TASK REQUIREMENTS
Copy out each line below in which the string "tone" appears.

[Dataset rows describing interfaces]
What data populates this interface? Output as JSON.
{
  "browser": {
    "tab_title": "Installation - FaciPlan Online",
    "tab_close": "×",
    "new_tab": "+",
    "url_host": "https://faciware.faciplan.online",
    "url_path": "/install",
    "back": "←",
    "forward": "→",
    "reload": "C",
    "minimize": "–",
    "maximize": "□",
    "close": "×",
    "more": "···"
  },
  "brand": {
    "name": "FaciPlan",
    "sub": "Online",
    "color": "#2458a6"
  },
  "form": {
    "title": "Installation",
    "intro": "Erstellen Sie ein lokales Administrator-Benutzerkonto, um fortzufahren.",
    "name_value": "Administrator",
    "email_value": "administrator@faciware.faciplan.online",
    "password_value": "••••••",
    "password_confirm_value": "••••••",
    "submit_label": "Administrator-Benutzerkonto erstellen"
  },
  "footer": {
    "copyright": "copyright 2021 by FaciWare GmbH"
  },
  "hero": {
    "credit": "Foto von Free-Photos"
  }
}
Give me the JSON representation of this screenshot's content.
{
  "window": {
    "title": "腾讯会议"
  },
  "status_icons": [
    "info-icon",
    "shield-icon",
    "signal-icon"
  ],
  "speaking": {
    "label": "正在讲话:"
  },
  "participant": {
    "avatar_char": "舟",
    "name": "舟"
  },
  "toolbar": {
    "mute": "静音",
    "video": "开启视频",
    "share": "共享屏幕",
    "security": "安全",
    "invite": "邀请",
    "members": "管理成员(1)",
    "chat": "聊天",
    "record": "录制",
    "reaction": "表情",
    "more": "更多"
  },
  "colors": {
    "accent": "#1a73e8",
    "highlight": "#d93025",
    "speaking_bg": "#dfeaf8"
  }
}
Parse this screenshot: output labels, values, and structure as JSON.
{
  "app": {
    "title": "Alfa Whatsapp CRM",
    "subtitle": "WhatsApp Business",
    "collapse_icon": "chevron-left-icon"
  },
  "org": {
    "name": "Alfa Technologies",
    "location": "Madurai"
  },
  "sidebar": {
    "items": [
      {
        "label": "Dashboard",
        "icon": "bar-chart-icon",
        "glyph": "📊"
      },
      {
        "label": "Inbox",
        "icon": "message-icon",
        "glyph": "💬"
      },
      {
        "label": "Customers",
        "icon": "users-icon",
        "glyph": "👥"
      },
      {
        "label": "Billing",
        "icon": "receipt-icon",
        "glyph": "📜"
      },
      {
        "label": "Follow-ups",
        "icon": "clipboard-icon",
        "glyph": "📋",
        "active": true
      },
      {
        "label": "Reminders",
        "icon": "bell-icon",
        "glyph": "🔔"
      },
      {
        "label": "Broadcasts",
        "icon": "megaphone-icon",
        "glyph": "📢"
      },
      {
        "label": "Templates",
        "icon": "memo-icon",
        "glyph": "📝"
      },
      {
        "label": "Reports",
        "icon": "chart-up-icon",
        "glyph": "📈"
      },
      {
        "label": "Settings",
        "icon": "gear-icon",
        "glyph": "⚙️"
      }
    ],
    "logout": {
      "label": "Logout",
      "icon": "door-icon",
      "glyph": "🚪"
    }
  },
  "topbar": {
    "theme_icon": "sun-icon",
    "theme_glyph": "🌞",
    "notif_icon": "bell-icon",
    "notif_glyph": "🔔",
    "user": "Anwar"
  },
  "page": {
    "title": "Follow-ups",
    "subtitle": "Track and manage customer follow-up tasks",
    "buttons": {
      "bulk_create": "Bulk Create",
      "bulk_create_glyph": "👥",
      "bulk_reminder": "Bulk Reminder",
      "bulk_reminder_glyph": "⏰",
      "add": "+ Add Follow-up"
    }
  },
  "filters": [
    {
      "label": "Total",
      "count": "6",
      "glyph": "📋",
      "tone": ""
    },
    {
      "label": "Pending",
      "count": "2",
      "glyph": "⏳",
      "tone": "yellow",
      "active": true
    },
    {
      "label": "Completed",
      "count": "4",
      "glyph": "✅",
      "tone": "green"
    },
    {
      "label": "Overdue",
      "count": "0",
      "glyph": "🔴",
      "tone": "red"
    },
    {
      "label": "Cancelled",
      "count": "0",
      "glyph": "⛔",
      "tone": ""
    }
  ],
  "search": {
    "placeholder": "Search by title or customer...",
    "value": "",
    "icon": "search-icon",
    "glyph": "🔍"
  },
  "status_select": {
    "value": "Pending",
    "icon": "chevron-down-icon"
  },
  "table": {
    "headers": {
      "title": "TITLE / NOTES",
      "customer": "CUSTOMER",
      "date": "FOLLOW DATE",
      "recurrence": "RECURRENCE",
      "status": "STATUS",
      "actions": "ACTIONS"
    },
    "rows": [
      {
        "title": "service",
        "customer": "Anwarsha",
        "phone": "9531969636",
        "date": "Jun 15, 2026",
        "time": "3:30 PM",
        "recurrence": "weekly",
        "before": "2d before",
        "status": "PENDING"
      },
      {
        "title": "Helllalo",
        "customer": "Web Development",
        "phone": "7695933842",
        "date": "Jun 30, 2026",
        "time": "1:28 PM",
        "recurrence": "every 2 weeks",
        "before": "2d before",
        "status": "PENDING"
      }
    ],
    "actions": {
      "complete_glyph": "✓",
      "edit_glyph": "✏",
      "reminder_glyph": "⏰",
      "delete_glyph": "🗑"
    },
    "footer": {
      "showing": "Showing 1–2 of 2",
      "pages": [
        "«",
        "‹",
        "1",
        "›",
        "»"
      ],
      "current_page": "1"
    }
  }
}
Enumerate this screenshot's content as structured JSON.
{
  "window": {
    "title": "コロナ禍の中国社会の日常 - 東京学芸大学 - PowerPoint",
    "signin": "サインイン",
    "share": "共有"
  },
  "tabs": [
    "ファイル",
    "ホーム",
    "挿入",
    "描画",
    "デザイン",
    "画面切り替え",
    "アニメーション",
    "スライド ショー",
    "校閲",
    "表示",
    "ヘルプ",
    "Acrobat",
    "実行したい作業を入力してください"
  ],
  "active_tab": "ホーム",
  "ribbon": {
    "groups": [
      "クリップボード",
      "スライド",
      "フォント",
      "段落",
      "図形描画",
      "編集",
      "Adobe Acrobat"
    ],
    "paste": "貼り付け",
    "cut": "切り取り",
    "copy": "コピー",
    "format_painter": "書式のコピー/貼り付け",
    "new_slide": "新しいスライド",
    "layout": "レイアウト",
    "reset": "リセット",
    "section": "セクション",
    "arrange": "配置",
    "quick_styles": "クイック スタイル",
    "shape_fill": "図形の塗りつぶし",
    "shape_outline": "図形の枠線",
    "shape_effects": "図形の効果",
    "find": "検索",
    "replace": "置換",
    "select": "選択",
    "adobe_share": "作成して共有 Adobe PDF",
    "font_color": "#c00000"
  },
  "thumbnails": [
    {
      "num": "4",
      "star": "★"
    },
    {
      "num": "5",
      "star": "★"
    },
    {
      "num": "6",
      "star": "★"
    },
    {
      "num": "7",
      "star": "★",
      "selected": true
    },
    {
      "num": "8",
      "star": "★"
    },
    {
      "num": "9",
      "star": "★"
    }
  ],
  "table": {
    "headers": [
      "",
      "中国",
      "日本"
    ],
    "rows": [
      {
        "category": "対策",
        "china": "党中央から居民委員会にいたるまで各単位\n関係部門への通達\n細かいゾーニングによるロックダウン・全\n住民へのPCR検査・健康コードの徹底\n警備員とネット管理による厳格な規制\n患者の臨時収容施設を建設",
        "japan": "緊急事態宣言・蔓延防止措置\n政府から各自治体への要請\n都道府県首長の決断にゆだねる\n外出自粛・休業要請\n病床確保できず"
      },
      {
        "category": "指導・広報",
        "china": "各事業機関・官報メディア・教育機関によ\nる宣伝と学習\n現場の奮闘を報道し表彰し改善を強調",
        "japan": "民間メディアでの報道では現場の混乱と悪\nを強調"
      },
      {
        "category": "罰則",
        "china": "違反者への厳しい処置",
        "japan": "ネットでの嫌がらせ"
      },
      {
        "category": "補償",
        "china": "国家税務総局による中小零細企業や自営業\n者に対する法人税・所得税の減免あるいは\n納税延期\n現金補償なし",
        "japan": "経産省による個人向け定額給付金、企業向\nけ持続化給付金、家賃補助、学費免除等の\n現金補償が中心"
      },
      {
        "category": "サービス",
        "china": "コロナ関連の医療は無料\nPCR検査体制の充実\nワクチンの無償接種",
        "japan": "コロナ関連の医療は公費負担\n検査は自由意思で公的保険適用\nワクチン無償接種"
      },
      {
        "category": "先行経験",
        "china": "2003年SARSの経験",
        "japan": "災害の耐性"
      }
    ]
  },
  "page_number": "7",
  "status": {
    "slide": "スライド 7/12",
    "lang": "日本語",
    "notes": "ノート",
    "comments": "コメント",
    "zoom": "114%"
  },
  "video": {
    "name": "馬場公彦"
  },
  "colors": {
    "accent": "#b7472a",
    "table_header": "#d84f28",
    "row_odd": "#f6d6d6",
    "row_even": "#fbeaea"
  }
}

SOLUTION TO THIS TASK
      "tone": ""
      "tone": "yellow",
      "tone": "green"
      "tone": "red"
      "tone": ""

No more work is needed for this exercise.